**Records for this task**.
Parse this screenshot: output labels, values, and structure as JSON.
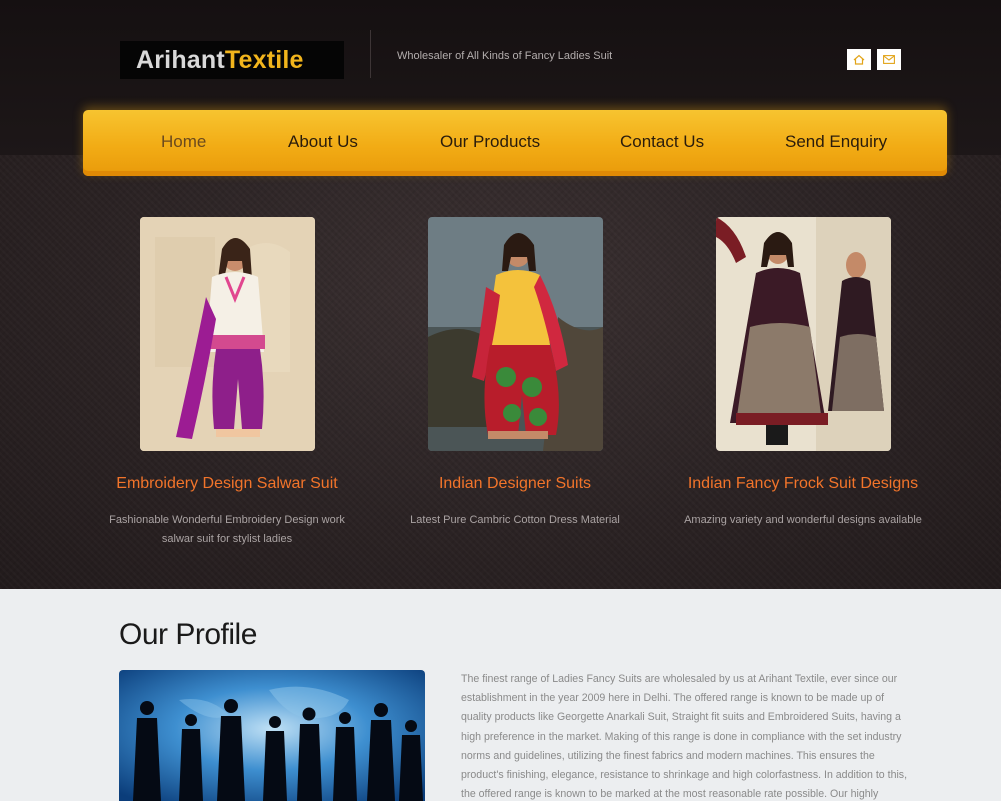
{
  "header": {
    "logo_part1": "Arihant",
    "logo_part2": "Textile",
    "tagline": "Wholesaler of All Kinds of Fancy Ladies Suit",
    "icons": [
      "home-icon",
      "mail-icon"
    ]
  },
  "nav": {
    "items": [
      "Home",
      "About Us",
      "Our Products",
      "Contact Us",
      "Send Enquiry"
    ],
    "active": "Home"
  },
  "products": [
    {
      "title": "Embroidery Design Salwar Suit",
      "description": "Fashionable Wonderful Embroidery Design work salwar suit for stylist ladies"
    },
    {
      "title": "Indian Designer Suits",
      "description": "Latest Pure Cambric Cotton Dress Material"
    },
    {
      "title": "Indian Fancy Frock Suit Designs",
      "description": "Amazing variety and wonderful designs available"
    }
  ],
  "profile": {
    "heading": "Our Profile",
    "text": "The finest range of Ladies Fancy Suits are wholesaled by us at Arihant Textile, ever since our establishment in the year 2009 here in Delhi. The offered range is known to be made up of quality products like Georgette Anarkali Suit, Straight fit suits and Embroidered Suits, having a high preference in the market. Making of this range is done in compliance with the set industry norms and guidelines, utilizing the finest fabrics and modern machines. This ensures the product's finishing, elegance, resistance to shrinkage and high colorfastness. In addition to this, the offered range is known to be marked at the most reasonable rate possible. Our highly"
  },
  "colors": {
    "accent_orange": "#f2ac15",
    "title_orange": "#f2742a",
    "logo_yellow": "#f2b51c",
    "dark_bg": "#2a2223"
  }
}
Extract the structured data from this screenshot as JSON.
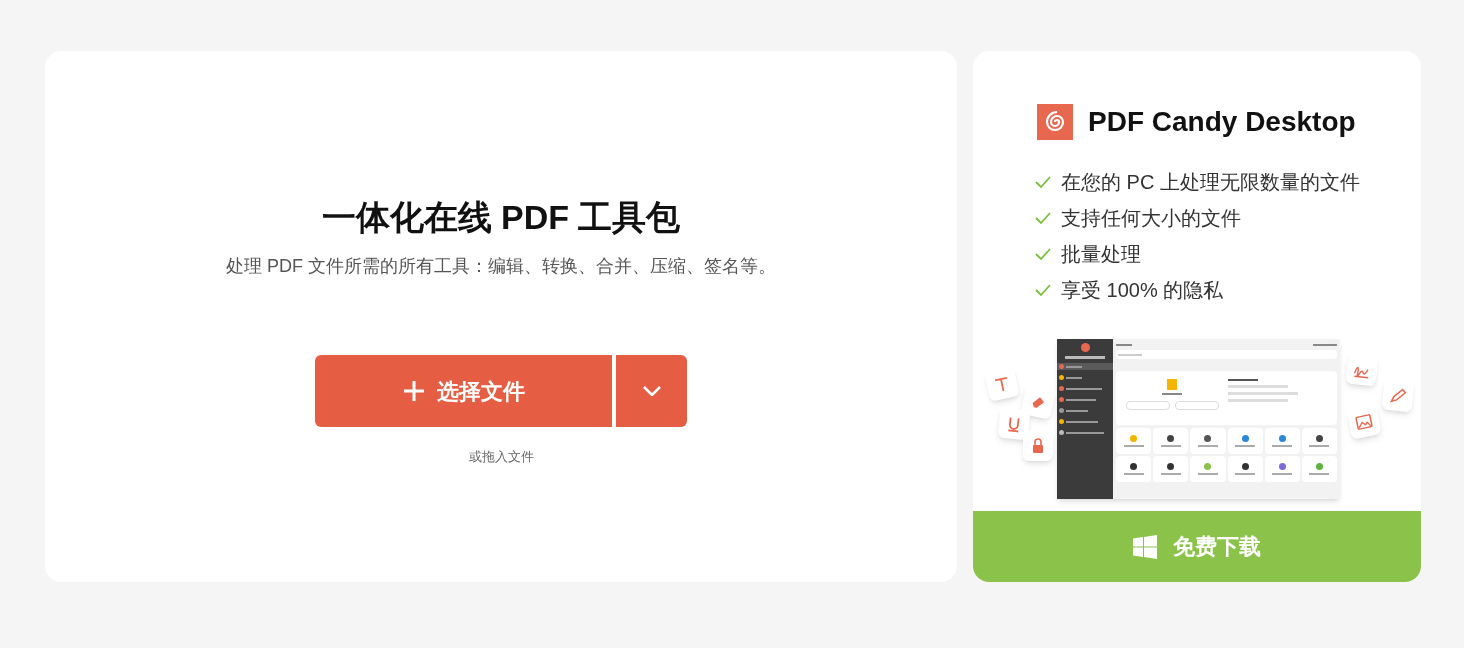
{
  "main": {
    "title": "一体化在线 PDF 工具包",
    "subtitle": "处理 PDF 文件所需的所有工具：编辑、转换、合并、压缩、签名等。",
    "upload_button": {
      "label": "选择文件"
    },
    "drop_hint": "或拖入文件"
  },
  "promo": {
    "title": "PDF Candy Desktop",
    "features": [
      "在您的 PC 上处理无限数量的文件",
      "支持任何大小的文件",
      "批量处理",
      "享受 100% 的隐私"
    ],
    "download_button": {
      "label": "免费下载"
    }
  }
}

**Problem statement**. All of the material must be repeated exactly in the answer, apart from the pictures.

**Written response**.
Parse this screenshot: output labels, values, and structure as JSON.
{
  "header": {
    "logo_part1": "Arihant",
    "logo_part2": "Textile",
    "tagline": "Wholesaler of All Kinds of Fancy Ladies Suit",
    "icons": [
      "home-icon",
      "mail-icon"
    ]
  },
  "nav": {
    "items": [
      "Home",
      "About Us",
      "Our Products",
      "Contact Us",
      "Send Enquiry"
    ],
    "active": "Home"
  },
  "products": [
    {
      "title": "Embroidery Design Salwar Suit",
      "description": "Fashionable Wonderful Embroidery Design work salwar suit for stylist ladies"
    },
    {
      "title": "Indian Designer Suits",
      "description": "Latest Pure Cambric Cotton Dress Material"
    },
    {
      "title": "Indian Fancy Frock Suit Designs",
      "description": "Amazing variety and wonderful designs available"
    }
  ],
  "profile": {
    "heading": "Our Profile",
    "text": "The finest range of Ladies Fancy Suits are wholesaled by us at Arihant Textile, ever since our establishment in the year 2009 here in Delhi. The offered range is known to be made up of quality products like Georgette Anarkali Suit, Straight fit suits and Embroidered Suits, having a high preference in the market. Making of this range is done in compliance with the set industry norms and guidelines, utilizing the finest fabrics and modern machines. This ensures the product's finishing, elegance, resistance to shrinkage and high colorfastness. In addition to this, the offered range is known to be marked at the most reasonable rate possible. Our highly"
  },
  "colors": {
    "accent_orange": "#f2ac15",
    "title_orange": "#f2742a",
    "logo_yellow": "#f2b51c",
    "dark_bg": "#2a2223"
  }
}
Extract the structured data from this screenshot as JSON.
{
  "main": {
    "title": "一体化在线 PDF 工具包",
    "subtitle": "处理 PDF 文件所需的所有工具：编辑、转换、合并、压缩、签名等。",
    "upload_button": {
      "label": "选择文件"
    },
    "drop_hint": "或拖入文件"
  },
  "promo": {
    "title": "PDF Candy Desktop",
    "features": [
      "在您的 PC 上处理无限数量的文件",
      "支持任何大小的文件",
      "批量处理",
      "享受 100% 的隐私"
    ],
    "download_button": {
      "label": "免费下载"
    }
  }
}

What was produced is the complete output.